┌──

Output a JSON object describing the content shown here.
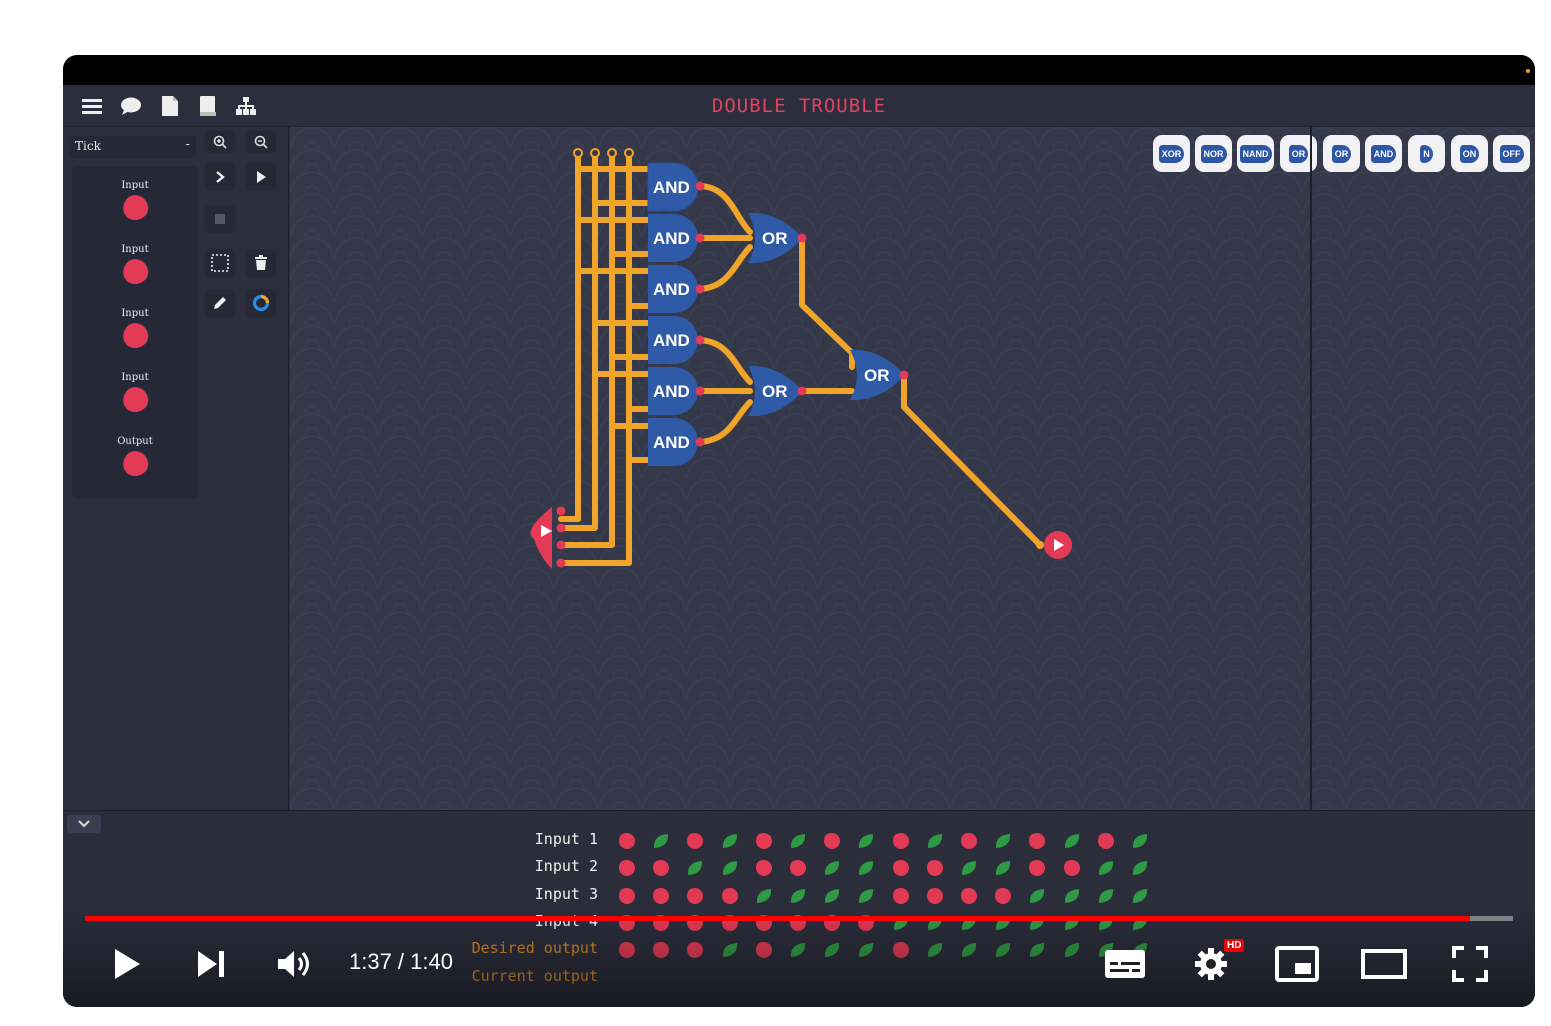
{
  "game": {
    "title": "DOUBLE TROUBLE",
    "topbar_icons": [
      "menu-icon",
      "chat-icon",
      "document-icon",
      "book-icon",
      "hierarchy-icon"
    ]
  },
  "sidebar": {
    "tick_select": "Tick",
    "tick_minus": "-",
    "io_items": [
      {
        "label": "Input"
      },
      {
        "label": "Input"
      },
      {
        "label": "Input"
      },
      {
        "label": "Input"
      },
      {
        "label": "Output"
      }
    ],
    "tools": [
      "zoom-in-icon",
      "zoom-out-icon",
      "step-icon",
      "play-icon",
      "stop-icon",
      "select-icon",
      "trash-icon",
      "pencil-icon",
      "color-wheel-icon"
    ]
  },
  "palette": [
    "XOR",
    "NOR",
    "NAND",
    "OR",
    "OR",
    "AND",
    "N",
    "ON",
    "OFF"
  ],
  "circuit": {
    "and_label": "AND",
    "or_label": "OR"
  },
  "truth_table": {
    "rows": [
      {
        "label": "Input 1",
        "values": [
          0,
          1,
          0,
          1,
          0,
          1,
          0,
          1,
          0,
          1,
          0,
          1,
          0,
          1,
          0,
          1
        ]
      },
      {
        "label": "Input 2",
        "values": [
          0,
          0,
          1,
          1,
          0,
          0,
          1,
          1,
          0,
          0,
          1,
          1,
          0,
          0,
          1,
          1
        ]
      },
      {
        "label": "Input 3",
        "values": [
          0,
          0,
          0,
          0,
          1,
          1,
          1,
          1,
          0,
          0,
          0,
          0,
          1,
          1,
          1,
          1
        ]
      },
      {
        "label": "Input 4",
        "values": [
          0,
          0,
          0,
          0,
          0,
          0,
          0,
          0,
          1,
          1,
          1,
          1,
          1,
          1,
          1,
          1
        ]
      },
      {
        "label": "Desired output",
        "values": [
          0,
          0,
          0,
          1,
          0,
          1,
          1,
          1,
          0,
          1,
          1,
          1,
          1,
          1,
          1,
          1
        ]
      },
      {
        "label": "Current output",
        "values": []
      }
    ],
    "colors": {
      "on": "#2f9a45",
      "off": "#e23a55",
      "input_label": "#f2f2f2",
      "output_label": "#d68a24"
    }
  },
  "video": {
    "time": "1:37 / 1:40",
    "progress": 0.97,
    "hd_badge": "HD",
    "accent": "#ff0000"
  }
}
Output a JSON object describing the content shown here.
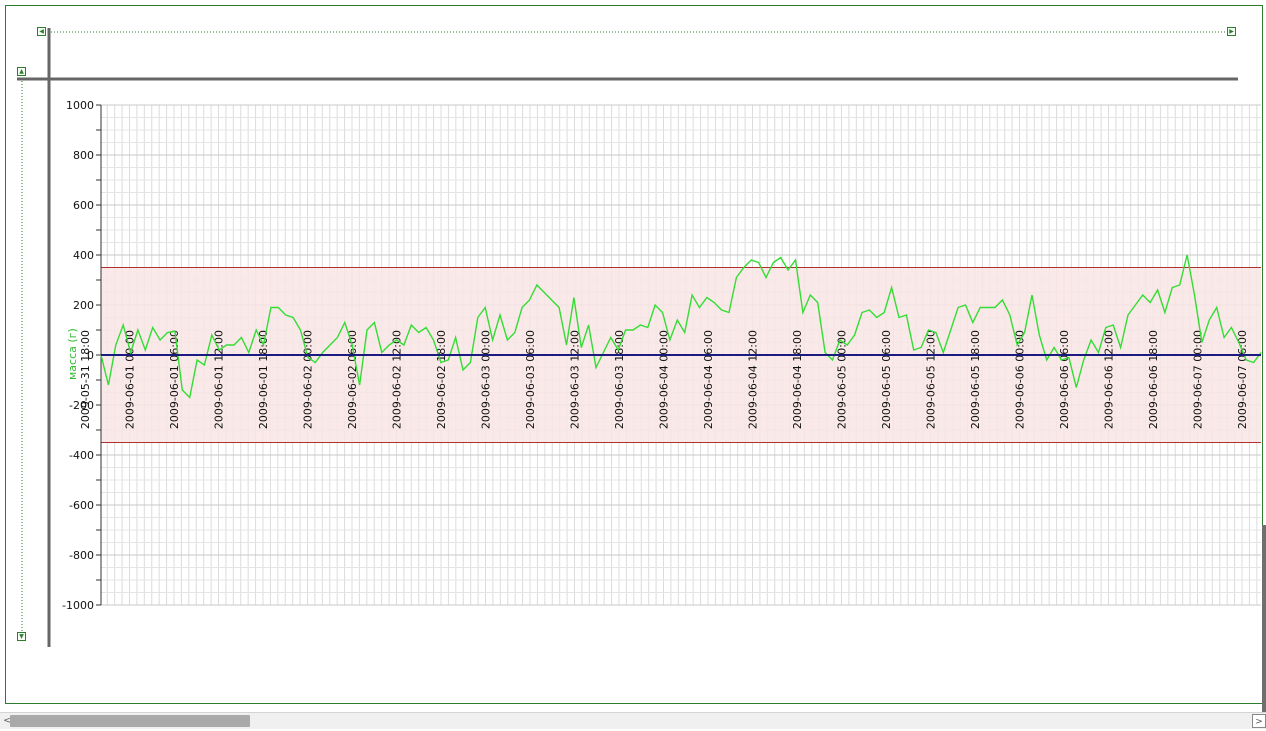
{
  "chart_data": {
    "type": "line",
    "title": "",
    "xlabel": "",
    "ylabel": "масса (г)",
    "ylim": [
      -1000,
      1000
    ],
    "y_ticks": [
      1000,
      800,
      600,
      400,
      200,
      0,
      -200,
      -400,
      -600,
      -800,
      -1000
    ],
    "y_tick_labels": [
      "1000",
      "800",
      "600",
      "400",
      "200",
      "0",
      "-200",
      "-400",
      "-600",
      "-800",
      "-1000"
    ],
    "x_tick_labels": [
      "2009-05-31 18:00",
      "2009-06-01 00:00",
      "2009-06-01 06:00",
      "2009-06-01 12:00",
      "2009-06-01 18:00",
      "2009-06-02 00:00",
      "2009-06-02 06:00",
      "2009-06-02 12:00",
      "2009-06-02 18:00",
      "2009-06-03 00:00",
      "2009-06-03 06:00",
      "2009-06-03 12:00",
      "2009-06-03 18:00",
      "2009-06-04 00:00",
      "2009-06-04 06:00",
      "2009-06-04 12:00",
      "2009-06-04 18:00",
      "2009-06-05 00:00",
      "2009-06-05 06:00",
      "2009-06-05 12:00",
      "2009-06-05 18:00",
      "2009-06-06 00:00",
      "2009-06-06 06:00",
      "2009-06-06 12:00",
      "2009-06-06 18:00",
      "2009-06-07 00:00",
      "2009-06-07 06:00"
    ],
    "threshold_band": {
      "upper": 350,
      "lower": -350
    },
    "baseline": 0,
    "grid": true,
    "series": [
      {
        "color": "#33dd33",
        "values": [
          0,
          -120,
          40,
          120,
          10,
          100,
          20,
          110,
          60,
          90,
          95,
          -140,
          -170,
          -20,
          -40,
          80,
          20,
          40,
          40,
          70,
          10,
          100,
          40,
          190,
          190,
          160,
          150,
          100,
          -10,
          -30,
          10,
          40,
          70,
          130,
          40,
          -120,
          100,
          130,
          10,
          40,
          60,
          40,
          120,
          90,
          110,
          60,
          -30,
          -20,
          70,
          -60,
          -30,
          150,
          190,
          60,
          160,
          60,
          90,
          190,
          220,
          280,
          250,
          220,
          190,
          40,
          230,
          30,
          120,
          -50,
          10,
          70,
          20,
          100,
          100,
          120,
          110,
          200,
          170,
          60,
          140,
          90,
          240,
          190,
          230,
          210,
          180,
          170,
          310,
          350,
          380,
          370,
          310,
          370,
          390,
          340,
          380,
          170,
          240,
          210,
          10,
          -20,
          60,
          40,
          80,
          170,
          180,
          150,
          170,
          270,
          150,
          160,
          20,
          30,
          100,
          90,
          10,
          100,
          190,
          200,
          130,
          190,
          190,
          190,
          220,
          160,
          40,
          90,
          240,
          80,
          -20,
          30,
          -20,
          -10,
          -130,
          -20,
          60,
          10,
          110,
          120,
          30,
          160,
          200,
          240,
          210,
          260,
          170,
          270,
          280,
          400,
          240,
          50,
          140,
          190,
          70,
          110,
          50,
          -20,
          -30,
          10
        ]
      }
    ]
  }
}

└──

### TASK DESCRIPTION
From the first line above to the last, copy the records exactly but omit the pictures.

### PROBLEM SOLUTION
Output a JSON object describing the content shown here.
{
  "game": {
    "title": "DOUBLE TROUBLE",
    "topbar_icons": [
      "menu-icon",
      "chat-icon",
      "document-icon",
      "book-icon",
      "hierarchy-icon"
    ]
  },
  "sidebar": {
    "tick_select": "Tick",
    "tick_minus": "-",
    "io_items": [
      {
        "label": "Input"
      },
      {
        "label": "Input"
      },
      {
        "label": "Input"
      },
      {
        "label": "Input"
      },
      {
        "label": "Output"
      }
    ],
    "tools": [
      "zoom-in-icon",
      "zoom-out-icon",
      "step-icon",
      "play-icon",
      "stop-icon",
      "select-icon",
      "trash-icon",
      "pencil-icon",
      "color-wheel-icon"
    ]
  },
  "palette": [
    "XOR",
    "NOR",
    "NAND",
    "OR",
    "OR",
    "AND",
    "N",
    "ON",
    "OFF"
  ],
  "circuit": {
    "and_label": "AND",
    "or_label": "OR"
  },
  "truth_table": {
    "rows": [
      {
        "label": "Input 1",
        "values": [
          0,
          1,
          0,
          1,
          0,
          1,
          0,
          1,
          0,
          1,
          0,
          1,
          0,
          1,
          0,
          1
        ]
      },
      {
        "label": "Input 2",
        "values": [
          0,
          0,
          1,
          1,
          0,
          0,
          1,
          1,
          0,
          0,
          1,
          1,
          0,
          0,
          1,
          1
        ]
      },
      {
        "label": "Input 3",
        "values": [
          0,
          0,
          0,
          0,
          1,
          1,
          1,
          1,
          0,
          0,
          0,
          0,
          1,
          1,
          1,
          1
        ]
      },
      {
        "label": "Input 4",
        "values": [
          0,
          0,
          0,
          0,
          0,
          0,
          0,
          0,
          1,
          1,
          1,
          1,
          1,
          1,
          1,
          1
        ]
      },
      {
        "label": "Desired output",
        "values": [
          0,
          0,
          0,
          1,
          0,
          1,
          1,
          1,
          0,
          1,
          1,
          1,
          1,
          1,
          1,
          1
        ]
      },
      {
        "label": "Current output",
        "values": []
      }
    ],
    "colors": {
      "on": "#2f9a45",
      "off": "#e23a55",
      "input_label": "#f2f2f2",
      "output_label": "#d68a24"
    }
  },
  "video": {
    "time": "1:37 / 1:40",
    "progress": 0.97,
    "hd_badge": "HD",
    "accent": "#ff0000"
  }
}
Output a JSON object describing the content shown here.
{
  "chart_data": {
    "type": "line",
    "title": "",
    "xlabel": "",
    "ylabel": "масса (г)",
    "ylim": [
      -1000,
      1000
    ],
    "y_ticks": [
      1000,
      800,
      600,
      400,
      200,
      0,
      -200,
      -400,
      -600,
      -800,
      -1000
    ],
    "y_tick_labels": [
      "1000",
      "800",
      "600",
      "400",
      "200",
      "0",
      "-200",
      "-400",
      "-600",
      "-800",
      "-1000"
    ],
    "x_tick_labels": [
      "2009-05-31 18:00",
      "2009-06-01 00:00",
      "2009-06-01 06:00",
      "2009-06-01 12:00",
      "2009-06-01 18:00",
      "2009-06-02 00:00",
      "2009-06-02 06:00",
      "2009-06-02 12:00",
      "2009-06-02 18:00",
      "2009-06-03 00:00",
      "2009-06-03 06:00",
      "2009-06-03 12:00",
      "2009-06-03 18:00",
      "2009-06-04 00:00",
      "2009-06-04 06:00",
      "2009-06-04 12:00",
      "2009-06-04 18:00",
      "2009-06-05 00:00",
      "2009-06-05 06:00",
      "2009-06-05 12:00",
      "2009-06-05 18:00",
      "2009-06-06 00:00",
      "2009-06-06 06:00",
      "2009-06-06 12:00",
      "2009-06-06 18:00",
      "2009-06-07 00:00",
      "2009-06-07 06:00"
    ],
    "threshold_band": {
      "upper": 350,
      "lower": -350
    },
    "baseline": 0,
    "grid": true,
    "series": [
      {
        "color": "#33dd33",
        "values": [
          0,
          -120,
          40,
          120,
          10,
          100,
          20,
          110,
          60,
          90,
          95,
          -140,
          -170,
          -20,
          -40,
          80,
          20,
          40,
          40,
          70,
          10,
          100,
          40,
          190,
          190,
          160,
          150,
          100,
          -10,
          -30,
          10,
          40,
          70,
          130,
          40,
          -120,
          100,
          130,
          10,
          40,
          60,
          40,
          120,
          90,
          110,
          60,
          -30,
          -20,
          70,
          -60,
          -30,
          150,
          190,
          60,
          160,
          60,
          90,
          190,
          220,
          280,
          250,
          220,
          190,
          40,
          230,
          30,
          120,
          -50,
          10,
          70,
          20,
          100,
          100,
          120,
          110,
          200,
          170,
          60,
          140,
          90,
          240,
          190,
          230,
          210,
          180,
          170,
          310,
          350,
          380,
          370,
          310,
          370,
          390,
          340,
          380,
          170,
          240,
          210,
          10,
          -20,
          60,
          40,
          80,
          170,
          180,
          150,
          170,
          270,
          150,
          160,
          20,
          30,
          100,
          90,
          10,
          100,
          190,
          200,
          130,
          190,
          190,
          190,
          220,
          160,
          40,
          90,
          240,
          80,
          -20,
          30,
          -20,
          -10,
          -130,
          -20,
          60,
          10,
          110,
          120,
          30,
          160,
          200,
          240,
          210,
          260,
          170,
          270,
          280,
          400,
          240,
          50,
          140,
          190,
          70,
          110,
          50,
          -20,
          -30,
          10
        ]
      }
    ]
  }
}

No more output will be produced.